William HagueReuters

United Kingdom's William Hague has quit as foreign secretary and has decided to stay in the cabinet as Leader of the Commons, Downing Street has said in a surprise announcement that precedes a major shakeup of the Conservative-led government.

Prime Minister David Cameron's office has said that Hague – who has played the most important role as Britain's most visible statesman on international crises in the Middle East, Syria and Ukraine – was moving to the post in the House of Commons and will give up politics next year.

Cameron added that Hague would be his "de facto political deputy in the run-up to the election" in May 2015 and will lead the campaign for conservative majority in the British parliament.

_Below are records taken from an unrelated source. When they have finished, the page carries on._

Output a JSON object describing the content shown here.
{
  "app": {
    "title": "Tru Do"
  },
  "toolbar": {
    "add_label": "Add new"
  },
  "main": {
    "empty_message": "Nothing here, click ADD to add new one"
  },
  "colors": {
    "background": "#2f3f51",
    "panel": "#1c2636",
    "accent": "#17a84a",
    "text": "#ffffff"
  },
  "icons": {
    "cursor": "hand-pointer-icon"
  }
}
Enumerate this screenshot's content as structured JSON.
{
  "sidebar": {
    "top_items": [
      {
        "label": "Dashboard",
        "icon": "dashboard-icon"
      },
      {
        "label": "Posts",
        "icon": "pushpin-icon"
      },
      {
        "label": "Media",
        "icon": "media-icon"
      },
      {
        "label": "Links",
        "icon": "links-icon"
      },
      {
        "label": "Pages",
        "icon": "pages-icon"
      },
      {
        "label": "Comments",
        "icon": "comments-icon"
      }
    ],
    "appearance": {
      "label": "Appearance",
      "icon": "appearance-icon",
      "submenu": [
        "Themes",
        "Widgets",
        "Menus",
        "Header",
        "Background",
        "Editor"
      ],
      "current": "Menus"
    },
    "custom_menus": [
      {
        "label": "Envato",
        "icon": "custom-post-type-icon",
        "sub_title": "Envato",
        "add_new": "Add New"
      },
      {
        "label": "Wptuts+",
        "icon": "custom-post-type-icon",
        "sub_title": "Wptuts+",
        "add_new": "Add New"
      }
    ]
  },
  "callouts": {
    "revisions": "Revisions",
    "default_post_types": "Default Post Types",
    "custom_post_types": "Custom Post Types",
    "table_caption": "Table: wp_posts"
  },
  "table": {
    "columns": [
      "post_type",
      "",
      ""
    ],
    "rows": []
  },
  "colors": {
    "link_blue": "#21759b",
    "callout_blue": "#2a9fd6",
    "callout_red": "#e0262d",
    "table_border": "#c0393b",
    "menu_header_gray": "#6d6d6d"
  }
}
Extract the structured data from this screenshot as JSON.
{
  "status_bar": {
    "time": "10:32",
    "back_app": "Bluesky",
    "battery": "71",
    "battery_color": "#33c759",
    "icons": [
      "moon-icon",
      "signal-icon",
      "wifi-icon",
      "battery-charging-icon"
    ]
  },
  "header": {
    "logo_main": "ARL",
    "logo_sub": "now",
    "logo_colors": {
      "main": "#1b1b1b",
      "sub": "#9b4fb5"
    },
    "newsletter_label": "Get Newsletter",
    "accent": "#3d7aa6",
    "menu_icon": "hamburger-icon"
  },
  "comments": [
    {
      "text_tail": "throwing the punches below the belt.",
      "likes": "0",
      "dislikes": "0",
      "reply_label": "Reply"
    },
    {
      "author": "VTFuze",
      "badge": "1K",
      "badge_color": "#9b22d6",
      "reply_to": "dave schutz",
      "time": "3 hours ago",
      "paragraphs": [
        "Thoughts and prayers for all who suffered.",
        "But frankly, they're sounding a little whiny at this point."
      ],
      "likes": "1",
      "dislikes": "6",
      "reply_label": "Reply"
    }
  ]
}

The news comes just hours before Cameron was due to announce a major Cabinet shuffle on Tuesday, but the news of Hague's departure comes as a surprise to many politicians and public figures.

The veteran politician is leaving the Parliament after 26 years as MP for Richmond, North Yorkshire.

As part of the same ministerial reshuffle, veteran Conservative MP Ken Clarke has also stepped down, reports BBC.

According to senior ministers cited by the news channel, the current defence secretary, Philip Hammond, will replace Hague's position.

"William Hague as been one of the leading lights of the Conservative Party for a generation, leading the party and serving in two cabinets," Cameron said paying his tributes to Hague.

"Not only has he been a first class foreign secretary – he has also been a close confidante, a wise counselor and a great friend. He will remain as first secretary of state and my de facto political deputy in the run up to the election – and it is great to know that he will be a core part of the team working to ensure an outright Conservative victory at the next election."

Hague, who will now remain as a member of the National Security Council, said: "By the time of the general election next year, I will have served 26 years in the House of Commons and it will be 20 years since I first joined the cabinet.

"In government there is a balance to strike between experience on the one hand and the need for renewal on the other, and I informed the prime minister last summer that I would not be a candidate at the next general election."